There are people who act like Brown was the first person to introduce violence to the issue in the 1850s. But no, violence had been at the heart of the slavery since its inception—between pro- and anti-slavery factions, as well as the immeasurable, irreparable violence of the act and institution itself that slaveowners wrought on millions of people every day for centuries. Brown admired Nat Turner and saw the way his uprising brought national attention to the evil of slavery. And that’s what he did at Harpers Ferry, too. And then came the Civil War.

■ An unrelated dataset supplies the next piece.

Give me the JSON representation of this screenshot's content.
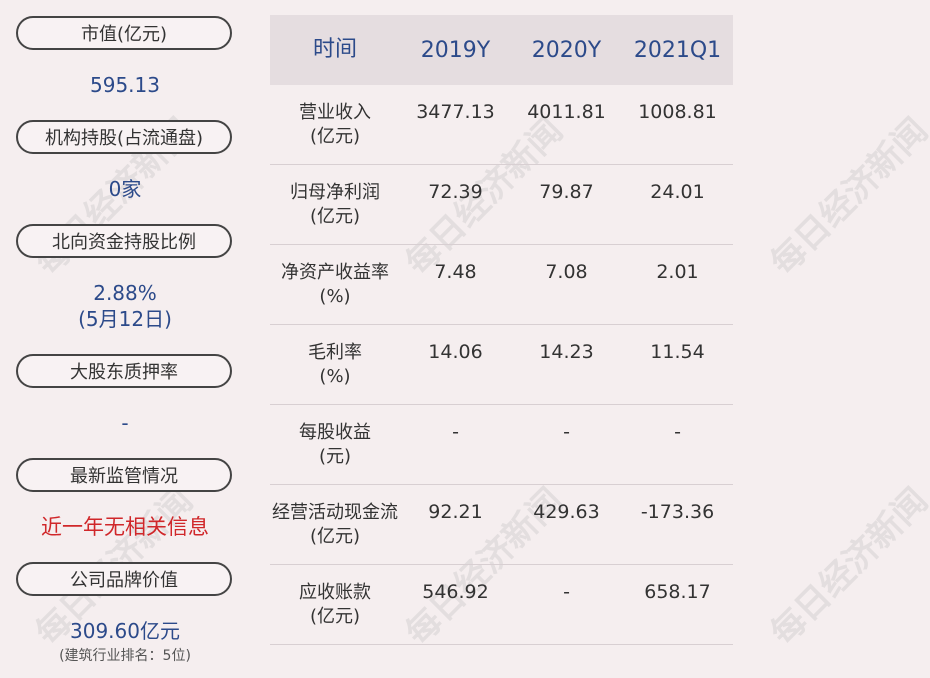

Anyway, what I’m trying to say is, in an effort to keep my sanity, I’d like to believe that most regular people who express discomfort with John Brown’s tactics do so from a place of unintentional ignorance, and it is better to help educate folks than attack them for not knowing. After all, everything you know now is something you once had to learn! (But for racist bigots who don’t like John Brown because they’re racist, fuck you, he should’ve killed more slaveowners because slaveowners aren’t people)

Didn’t just about every state that seceeded mention slavery being the main reason in their constitution or something?



The unfortunate truth is that the war wouldn’t have started if not for deliberate military occupation by the North.

But the American Confederacy and the American Union allowed Slavery.

Claiming that one side opposed slavery and the other supported it just isn’t factual.


Hush now, Dixieboo, the adults are talking.


All this does is acknowledge that the secessions were, for the most part, about slavery. This is not sufficient to establish that slavery was the cause of the war.

This is like saying the cause of the Vietnam War was that North Vietnam wanted to unite the north and the south under one communist system; while this is an accurate statement, it does nothing to address the US’s motivation for involvement.


Thank you, great resource!!!



I can’t speak to the individual state declarations or constitutions, but the Constitution of the Confederacy included specific references to slavery and Alexander Stephens’ Cornerstone Speech, describing the basis of the Confederacy, is an explicit defense and promotion of slavery. Anyone arguing that the Civil War was not about slavery, at this point, is willfully and dangerously ignorant

Here’s a good list of state declarations that made mention of slavery.


…When your at the bottom of a hole you should stop digging…

“The Confederate States may acquire new territory; and Congress shall
have power to legislate and provide governments for the inhabitants of
all territory belonging to the Confederate States, lying without the
limits of the several States; and may permit them, at such times, and in
such manner as it may by law provide, to form States to be admitted
into the Confederacy. In all such territory the institution of negro
slavery, as it now exists in the Confederate States, shall be recognized
and protected by Congress and by the Territorial government; and the
inhabitants of the several Confederate States and Territories shall have
the right to take to such Territory any slaves lawfully held by them in
any of the States or Territories of the Confederate States.”